  • Boilerman: Though this position is now obsolete, before the mid-20th century, when most rigs were steam-powered, the boilerman was responsible for the boilers. The boilerman also functioned as the laundryman, steam-cleaning the last crew's greasy work clothes in the "blow barrel" and then hanging them up to dry in the warm air near the boilers.
  • Chainhand (Floorhand): This position is given to a floorhand that can also throw the chain that helps spin up the connections, but as of 2013 with some tasks being automated on the drilling rigs is pretty much just another floorhand that watches out for the worm and does not get as filthy.
  • Leadhand/Floorhand ("worm"): Usually the lowest member of the drilling crew, those in this position are often nicknamed "worm", because this hand has the dirtiest and most physically demanding position. The floorhand works primarily on the rig floor where he is the one actually operating the tongs, iron roughneck, tugger, and catwalk, and doing pretty much any other job which is asked of him.
  • Roustabout (leasehand): On bigger rigs and offshore rigs, a roustabout does most of the painting and cleaning so roughnecks can take care of other work.
  • Ginsel: The worm's helper. This is also a derogatory insult among roughnecks. Also called the fifth hand.
  • Iron Roughneck is also a specialized equipment used in oil drilling operations.[1] Whether pipe is being fed into the wellbore or it is being taken out, the iron roughneck uses a rotary table and torque wrench(es) to make up or break down pipe.[2]

In Canada on land-based rigs, the term roughneck refers to the floorhand.

Cultural references[edit]

The Edmonton Oilers of the National Hockey League used to use an oil rigging roughneck with an ice hockey stick as one of their secondary logos. The roughneck, as a symbol of hard work and fortitude, was the inspiration for the Calgary Roughnecks lacrosse team, as well as the Tulsa Roughnecks of the North American Soccer League, the Tulsa Roughnecks of the United Soccer Leagues, and the Tulsa Roughnecks FC of the USL. The West Texas Roughnecks of the Indoor Football League also use this nickname. In the BAFA National Leagues, the Aberdeen Roughnecks have also adopted the nickname. In the AUDL (American Ultimate Disc League) the Dallas team is also the Roughnecks. One of the inaugural teams of the revamped XFL was the Houston Roughnecks
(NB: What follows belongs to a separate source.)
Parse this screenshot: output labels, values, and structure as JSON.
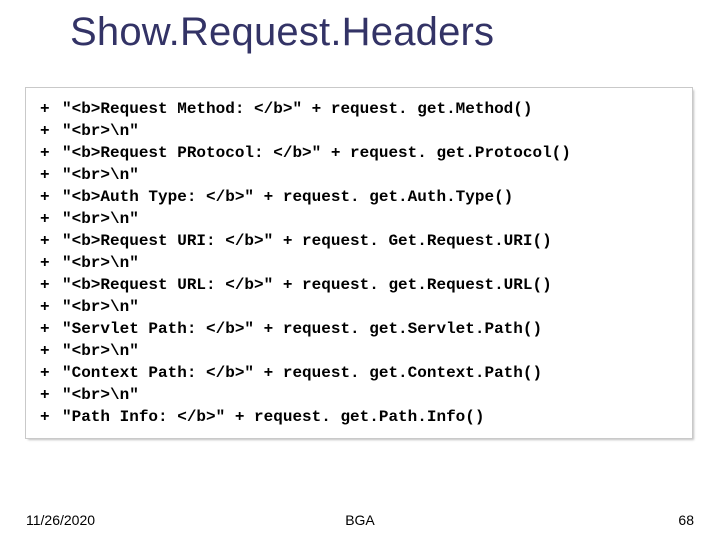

Rubbermaid has used the name "Roughneck" for trash containers and storage totes since the mid-1970s.

In Chapter 3 of The Great Gatsby, on first meeting Jay Gatsby, Nick Carraway describes him as looking like "an elegant young rough-neck, a year or two over thirty, whose elaborate formality of speech just missed being absurd."

The main squad in Starship Troopers is called Roughnecks.

Johnny Cash wrote and performed a song called "Born to Be a Roughneck".

Several television programs have focused on the roughneck life, including Oil Strike North (1975), Roughnecks (1994–1995), and Black Gold (2008–2013).

Stan Rogers's song "Free in the Harbour", about the migration of Atlantic fisherman to the oil industry for work, describes these migrants as "Calgary Roughnecks from Hermitage Bay."[3]

See also[edit]


  1. ^ Inglis, Tom (January 31, 1988). Directional Drilling. Petroleum Engineering and Development Studies (2nd ed.). Springer. p. 236. ISBN 978-0860107163. Retrieved 2 January 2015.
  2. ^ "How Do Iron Roughnecks Work?". Retrieved 2018-07-05.
  3. ^ "Stan Rogers – Free in the Harbour".